[IP Challenges and Doing Business in APEC]
The theme for tomorrow is IP Challenges and Doing Business in APEC. And we are fortunate to have two senior leaders from government and business who will be sharing their experiences and insights tomorrow:
Mr Jon Dudas, Under Secretary of Commerce for Intellectual Property and Director of United States Patent and Trademark Office, and
Mr Jack Chang, Senior IP Counsel in Asia, General Electric (China) Co. Ltd.
Mr Jack Chang, Senior IP Counsel in Asia, General Electric (China) Co. Ltd.
Tomorrow's discussions will also include important advice about the use of IP information as a business tool. We will learn about the latest techniques for using IP information as a strategic business planning resource in exploring new regional market opportunities.
Another session that is of particular interest to Australia will address counterfeiting and piracy in the Asia-Pacific. For example, as you may know, we have recently strengthened our copyright laws to address present and emerging problems posed by copyright piracy.
I regularly speak about harmonisation in intellectual property laws. Even where harmonisation is a goal, it does not mean economies cannot be innovative in developing their own IP laws. Last year the Australian Government introduced some very innovative and interesting copyright laws aimed at making the law fairer for consumers, but tougher on pirates. As I have said before - consumers shouldn't be treated like copyright pirates and copyright pirates shouldn't be treated like consumers. We introduced specific 'fair use' type exceptions to allow format shifting of copyright material, such as copying CDs onto an IPod or other MP3 devices. The recent Gowers Review of Intellectual Property in the United Kingdom has recommended a similar approach.
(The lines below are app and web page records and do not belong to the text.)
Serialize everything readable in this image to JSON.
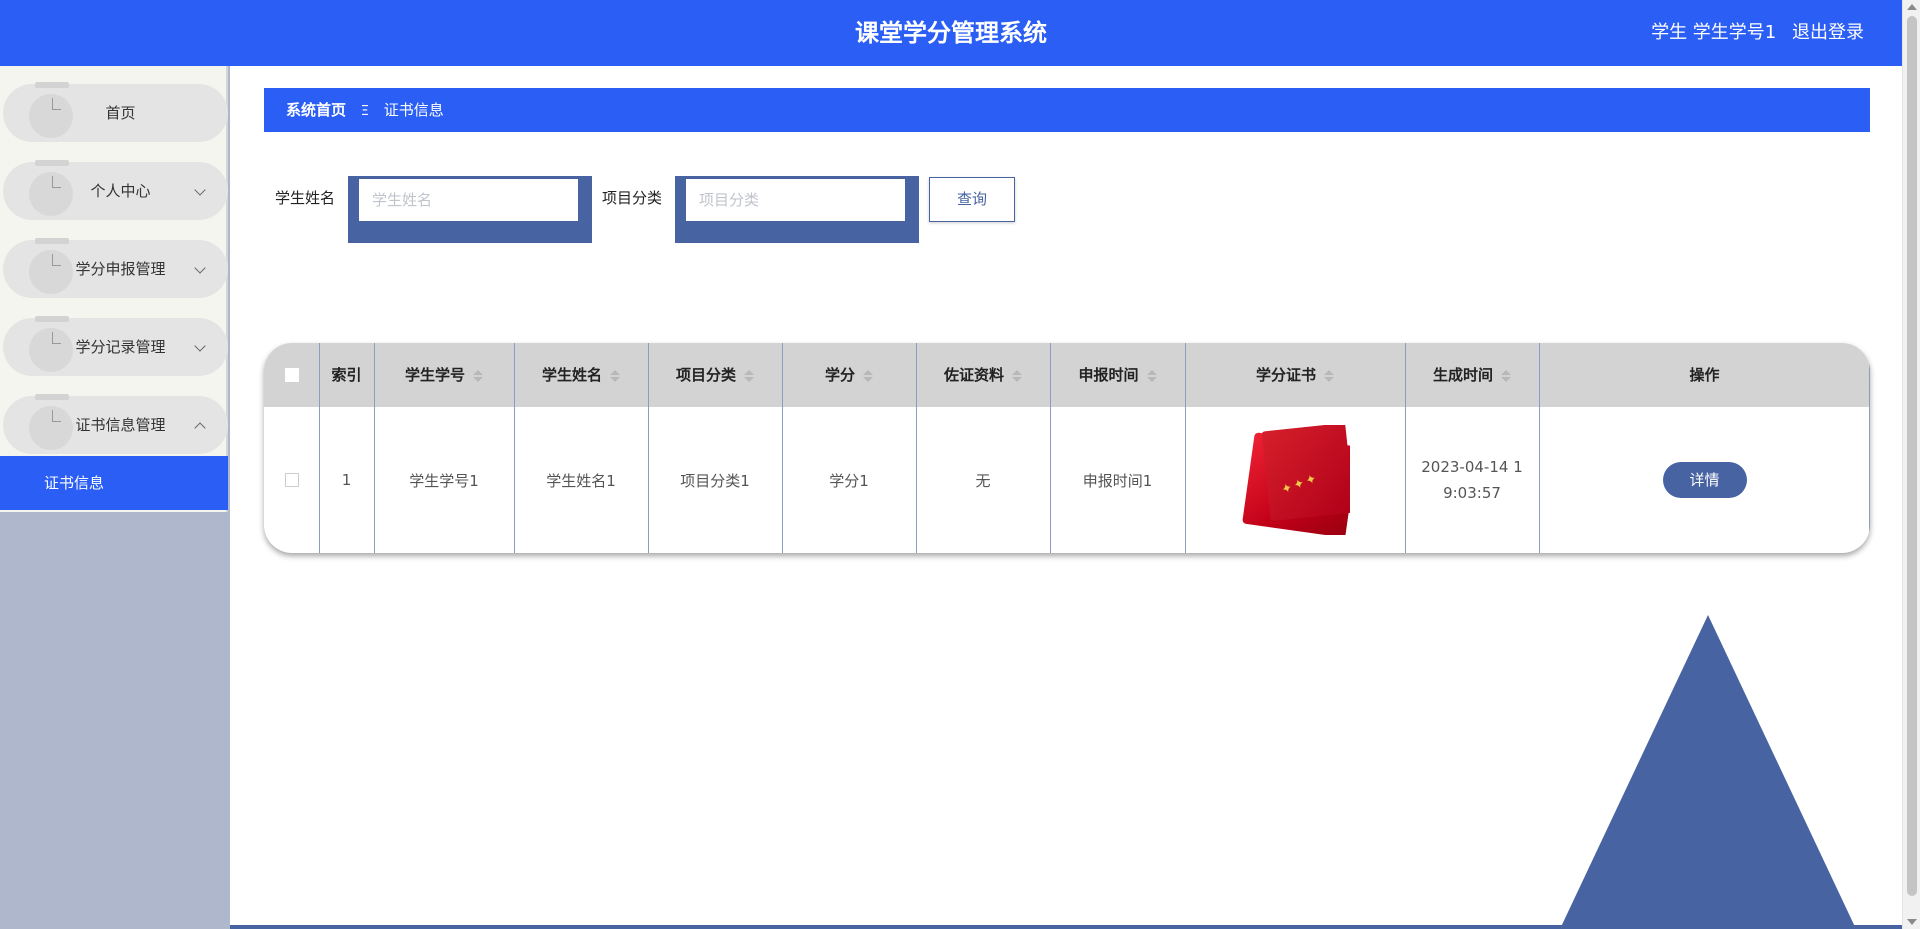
{
  "header": {
    "title": "课堂学分管理系统",
    "user_role_name": "学生 学生学号1",
    "logout_label": "退出登录"
  },
  "sidebar": {
    "items": [
      {
        "label": "首页",
        "has_children": false
      },
      {
        "label": "个人中心",
        "has_children": true,
        "expanded": false
      },
      {
        "label": "学分申报管理",
        "has_children": true,
        "expanded": false
      },
      {
        "label": "学分记录管理",
        "has_children": true,
        "expanded": false
      },
      {
        "label": "证书信息管理",
        "has_children": true,
        "expanded": true
      }
    ],
    "active_subitem": "证书信息"
  },
  "breadcrumb": {
    "home": "系统首页",
    "separator": "Ξ",
    "current": "证书信息"
  },
  "search": {
    "name_label": "学生姓名",
    "name_placeholder": "学生姓名",
    "category_label": "项目分类",
    "category_placeholder": "项目分类",
    "query_button": "查询"
  },
  "table": {
    "columns": [
      "索引",
      "学生学号",
      "学生姓名",
      "项目分类",
      "学分",
      "佐证资料",
      "申报时间",
      "学分证书",
      "生成时间",
      "操作"
    ],
    "rows": [
      {
        "index": "1",
        "student_id": "学生学号1",
        "student_name": "学生姓名1",
        "category": "项目分类1",
        "credit": "学分1",
        "evidence": "无",
        "apply_time": "申报时间1",
        "certificate_image": "certificate-photo",
        "gen_time": "2023-04-14 19:03:57",
        "action": "详情"
      }
    ]
  },
  "colors": {
    "primary": "#2a5ef5",
    "accent": "#4763a2",
    "sidebar_bg": "#aeb7cc"
  }
}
On the enforcement side, we decided to tackle lower-end criminal activity such as offenders at market stalls by introducing on-the-spot fines. We've also given our police the ability to track and recover proceeds made through major copyright crimes. And we've made it easier for prosecutors and copyright owners to prove ownership and subsistence in court proceedings. We have tried to construct a copyright regime that tackles future issues. And this leads me to the grand finale of the Symposium - a roundtable session on the Future of IP in the Asia-Pacific.
I'd like to speak to this briefly.
In Hanoi last year, APEC leaders declared that member economies are committed to a vision of prosperity. We are seeking to build a secure and favourable business environment. And we are working towards a dynamic and harmonious but culturally diverse Asia-Pacific by building strong societies for the wellbeing of all our people. The key to achieving this goal is through economic growth promoted by trade liberalisation and business investment. In order to get there, we must have high standards of IP protection and enforcement.
I want to say how optimistic I am about the future of intellectual property. I went to China last year and spoke to many officials about intellectual property enforcement. They were very interested in the approach Australia was taking and wanted assistance to develop their laws. I believe China is increasingly taking intellectual property protection seriously because they are developing intellectual property themselves. If you have it, you want to protect it. We all have a mutual self interest in intellectual property that promotes the creation and trading of ideas. Our important role in helping APEC to move in this direction is to ensure that we work together. Only that way will our IP systems remain strong and vital. I know you will keep this in mind over the next two days.
It is now my great pleasure to declare this Symposium officially open.